> **Task item**: Every record, from first to last, should be retyped word for word.

Data extract START

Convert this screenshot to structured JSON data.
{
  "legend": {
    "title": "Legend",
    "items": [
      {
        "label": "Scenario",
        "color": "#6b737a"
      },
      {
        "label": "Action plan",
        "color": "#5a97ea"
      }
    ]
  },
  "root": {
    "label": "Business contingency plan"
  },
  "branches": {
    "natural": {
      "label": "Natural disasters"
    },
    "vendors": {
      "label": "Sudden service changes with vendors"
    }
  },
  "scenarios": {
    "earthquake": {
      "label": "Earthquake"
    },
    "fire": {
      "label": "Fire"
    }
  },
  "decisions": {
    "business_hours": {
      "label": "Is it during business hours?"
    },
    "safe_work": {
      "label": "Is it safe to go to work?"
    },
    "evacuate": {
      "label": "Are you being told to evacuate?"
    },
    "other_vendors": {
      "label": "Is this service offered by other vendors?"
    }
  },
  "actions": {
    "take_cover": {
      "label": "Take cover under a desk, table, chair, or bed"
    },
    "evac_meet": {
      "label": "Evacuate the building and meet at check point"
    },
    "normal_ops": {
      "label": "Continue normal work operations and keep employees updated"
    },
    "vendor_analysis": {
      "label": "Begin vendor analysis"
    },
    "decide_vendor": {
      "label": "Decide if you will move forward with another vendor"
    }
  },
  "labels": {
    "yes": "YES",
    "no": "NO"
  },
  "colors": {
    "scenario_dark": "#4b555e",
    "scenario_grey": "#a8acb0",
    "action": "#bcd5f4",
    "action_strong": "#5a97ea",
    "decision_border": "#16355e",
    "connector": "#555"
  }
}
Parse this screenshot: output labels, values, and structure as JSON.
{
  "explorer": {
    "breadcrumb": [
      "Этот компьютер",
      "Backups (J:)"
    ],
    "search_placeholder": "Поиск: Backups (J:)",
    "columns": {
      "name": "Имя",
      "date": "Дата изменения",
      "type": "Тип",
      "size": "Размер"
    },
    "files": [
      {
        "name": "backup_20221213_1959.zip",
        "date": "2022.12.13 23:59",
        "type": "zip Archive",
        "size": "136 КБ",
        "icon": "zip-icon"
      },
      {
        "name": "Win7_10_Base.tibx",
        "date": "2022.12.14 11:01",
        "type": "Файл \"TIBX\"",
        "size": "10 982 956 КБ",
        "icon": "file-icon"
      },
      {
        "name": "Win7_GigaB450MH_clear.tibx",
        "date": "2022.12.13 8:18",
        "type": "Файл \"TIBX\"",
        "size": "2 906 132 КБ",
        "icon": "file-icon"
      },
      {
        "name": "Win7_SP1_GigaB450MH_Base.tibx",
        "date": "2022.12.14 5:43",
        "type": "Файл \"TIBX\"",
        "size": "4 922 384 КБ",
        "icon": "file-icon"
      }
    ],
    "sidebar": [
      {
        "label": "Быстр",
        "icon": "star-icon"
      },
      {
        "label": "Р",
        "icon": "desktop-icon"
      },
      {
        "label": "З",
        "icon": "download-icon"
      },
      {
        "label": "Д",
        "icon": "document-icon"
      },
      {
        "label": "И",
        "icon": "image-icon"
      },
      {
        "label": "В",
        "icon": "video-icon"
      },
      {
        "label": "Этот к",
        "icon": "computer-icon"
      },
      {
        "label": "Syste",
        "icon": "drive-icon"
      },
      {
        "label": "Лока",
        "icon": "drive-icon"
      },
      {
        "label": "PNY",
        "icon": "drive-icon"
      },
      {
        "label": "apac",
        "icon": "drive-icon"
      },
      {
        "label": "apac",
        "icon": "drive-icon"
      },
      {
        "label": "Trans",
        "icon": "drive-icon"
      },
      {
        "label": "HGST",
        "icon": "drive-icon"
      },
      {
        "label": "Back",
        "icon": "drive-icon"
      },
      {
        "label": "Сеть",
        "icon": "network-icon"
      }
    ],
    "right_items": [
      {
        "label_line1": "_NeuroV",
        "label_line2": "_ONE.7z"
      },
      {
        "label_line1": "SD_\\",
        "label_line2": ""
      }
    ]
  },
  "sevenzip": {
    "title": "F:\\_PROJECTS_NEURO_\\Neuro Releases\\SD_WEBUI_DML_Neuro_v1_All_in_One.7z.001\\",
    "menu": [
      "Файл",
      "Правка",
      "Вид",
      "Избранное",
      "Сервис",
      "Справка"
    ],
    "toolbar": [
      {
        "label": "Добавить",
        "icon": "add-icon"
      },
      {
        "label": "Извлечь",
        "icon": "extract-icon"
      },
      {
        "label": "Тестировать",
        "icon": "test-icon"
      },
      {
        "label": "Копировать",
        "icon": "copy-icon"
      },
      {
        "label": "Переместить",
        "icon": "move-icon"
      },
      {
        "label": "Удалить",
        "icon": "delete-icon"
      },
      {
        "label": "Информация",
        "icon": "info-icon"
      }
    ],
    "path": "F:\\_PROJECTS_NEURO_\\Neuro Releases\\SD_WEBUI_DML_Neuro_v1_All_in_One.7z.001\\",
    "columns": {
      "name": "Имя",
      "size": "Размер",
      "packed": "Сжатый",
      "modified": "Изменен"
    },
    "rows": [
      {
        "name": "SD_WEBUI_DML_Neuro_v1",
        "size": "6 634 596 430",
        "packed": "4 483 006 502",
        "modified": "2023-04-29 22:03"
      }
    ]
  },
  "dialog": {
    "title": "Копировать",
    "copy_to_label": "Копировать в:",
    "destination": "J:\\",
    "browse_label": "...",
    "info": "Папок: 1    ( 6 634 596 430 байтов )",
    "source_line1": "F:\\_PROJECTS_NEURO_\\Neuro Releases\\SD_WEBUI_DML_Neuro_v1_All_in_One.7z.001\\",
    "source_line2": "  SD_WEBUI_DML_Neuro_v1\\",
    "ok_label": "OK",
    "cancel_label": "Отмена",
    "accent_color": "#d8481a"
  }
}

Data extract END

> **Written response**:
Convert this screenshot to structured JSON data.
{
  "legend": {
    "title": "Legend",
    "items": [
      {
        "label": "Scenario",
        "color": "#6b737a"
      },
      {
        "label": "Action plan",
        "color": "#5a97ea"
      }
    ]
  },
  "root": {
    "label": "Business contingency plan"
  },
  "branches": {
    "natural": {
      "label": "Natural disasters"
    },
    "vendors": {
      "label": "Sudden service changes with vendors"
    }
  },
  "scenarios": {
    "earthquake": {
      "label": "Earthquake"
    },
    "fire": {
      "label": "Fire"
    }
  },
  "decisions": {
    "business_hours": {
      "label": "Is it during business hours?"
    },
    "safe_work": {
      "label": "Is it safe to go to work?"
    },
    "evacuate": {
      "label": "Are you being told to evacuate?"
    },
    "other_vendors": {
      "label": "Is this service offered by other vendors?"
    }
  },
  "actions": {
    "take_cover": {
      "label": "Take cover under a desk, table, chair, or bed"
    },
    "evac_meet": {
      "label": "Evacuate the building and meet at check point"
    },
    "normal_ops": {
      "label": "Continue normal work operations and keep employees updated"
    },
    "vendor_analysis": {
      "label": "Begin vendor analysis"
    },
    "decide_vendor": {
      "label": "Decide if you will move forward with another vendor"
    }
  },
  "labels": {
    "yes": "YES",
    "no": "NO"
  },
  "colors": {
    "scenario_dark": "#4b555e",
    "scenario_grey": "#a8acb0",
    "action": "#bcd5f4",
    "action_strong": "#5a97ea",
    "decision_border": "#16355e",
    "connector": "#555"
  }
}
Parse this screenshot: output labels, values, and structure as JSON.
{
  "explorer": {
    "breadcrumb": [
      "Этот компьютер",
      "Backups (J:)"
    ],
    "search_placeholder": "Поиск: Backups (J:)",
    "columns": {
      "name": "Имя",
      "date": "Дата изменения",
      "type": "Тип",
      "size": "Размер"
    },
    "files": [
      {
        "name": "backup_20221213_1959.zip",
        "date": "2022.12.13 23:59",
        "type": "zip Archive",
        "size": "136 КБ",
        "icon": "zip-icon"
      },
      {
        "name": "Win7_10_Base.tibx",
        "date": "2022.12.14 11:01",
        "type": "Файл \"TIBX\"",
        "size": "10 982 956 КБ",
        "icon": "file-icon"
      },
      {
        "name": "Win7_GigaB450MH_clear.tibx",
        "date": "2022.12.13 8:18",
        "type": "Файл \"TIBX\"",
        "size": "2 906 132 КБ",
        "icon": "file-icon"
      },
      {
        "name": "Win7_SP1_GigaB450MH_Base.tibx",
        "date": "2022.12.14 5:43",
        "type": "Файл \"TIBX\"",
        "size": "4 922 384 КБ",
        "icon": "file-icon"
      }
    ],
    "sidebar": [
      {
        "label": "Быстр",
        "icon": "star-icon"
      },
      {
        "label": "Р",
        "icon": "desktop-icon"
      },
      {
        "label": "З",
        "icon": "download-icon"
      },
      {
        "label": "Д",
        "icon": "document-icon"
      },
      {
        "label": "И",
        "icon": "image-icon"
      },
      {
        "label": "В",
        "icon": "video-icon"
      },
      {
        "label": "Этот к",
        "icon": "computer-icon"
      },
      {
        "label": "Syste",
        "icon": "drive-icon"
      },
      {
        "label": "Лока",
        "icon": "drive-icon"
      },
      {
        "label": "PNY",
        "icon": "drive-icon"
      },
      {
        "label": "apac",
        "icon": "drive-icon"
      },
      {
        "label": "apac",
        "icon": "drive-icon"
      },
      {
        "label": "Trans",
        "icon": "drive-icon"
      },
      {
        "label": "HGST",
        "icon": "drive-icon"
      },
      {
        "label": "Back",
        "icon": "drive-icon"
      },
      {
        "label": "Сеть",
        "icon": "network-icon"
      }
    ],
    "right_items": [
      {
        "label_line1": "_NeuroV",
        "label_line2": "_ONE.7z"
      },
      {
        "label_line1": "SD_\\",
        "label_line2": ""
      }
    ]
  },
  "sevenzip": {
    "title": "F:\\_PROJECTS_NEURO_\\Neuro Releases\\SD_WEBUI_DML_Neuro_v1_All_in_One.7z.001\\",
    "menu": [
      "Файл",
      "Правка",
      "Вид",
      "Избранное",
      "Сервис",
      "Справка"
    ],
    "toolbar": [
      {
        "label": "Добавить",
        "icon": "add-icon"
      },
      {
        "label": "Извлечь",
        "icon": "extract-icon"
      },
      {
        "label": "Тестировать",
        "icon": "test-icon"
      },
      {
        "label": "Копировать",
        "icon": "copy-icon"
      },
      {
        "label": "Переместить",
        "icon": "move-icon"
      },
      {
        "label": "Удалить",
        "icon": "delete-icon"
      },
      {
        "label": "Информация",
        "icon": "info-icon"
      }
    ],
    "path": "F:\\_PROJECTS_NEURO_\\Neuro Releases\\SD_WEBUI_DML_Neuro_v1_All_in_One.7z.001\\",
    "columns": {
      "name": "Имя",
      "size": "Размер",
      "packed": "Сжатый",
      "modified": "Изменен"
    },
    "rows": [
      {
        "name": "SD_WEBUI_DML_Neuro_v1",
        "size": "6 634 596 430",
        "packed": "4 483 006 502",
        "modified": "2023-04-29 22:03"
      }
    ]
  },
  "dialog": {
    "title": "Копировать",
    "copy_to_label": "Копировать в:",
    "destination": "J:\\",
    "browse_label": "...",
    "info": "Папок: 1    ( 6 634 596 430 байтов )",
    "source_line1": "F:\\_PROJECTS_NEURO_\\Neuro Releases\\SD_WEBUI_DML_Neuro_v1_All_in_One.7z.001\\",
    "source_line2": "  SD_WEBUI_DML_Neuro_v1\\",
    "ok_label": "OK",
    "cancel_label": "Отмена",
    "accent_color": "#d8481a"
  }
}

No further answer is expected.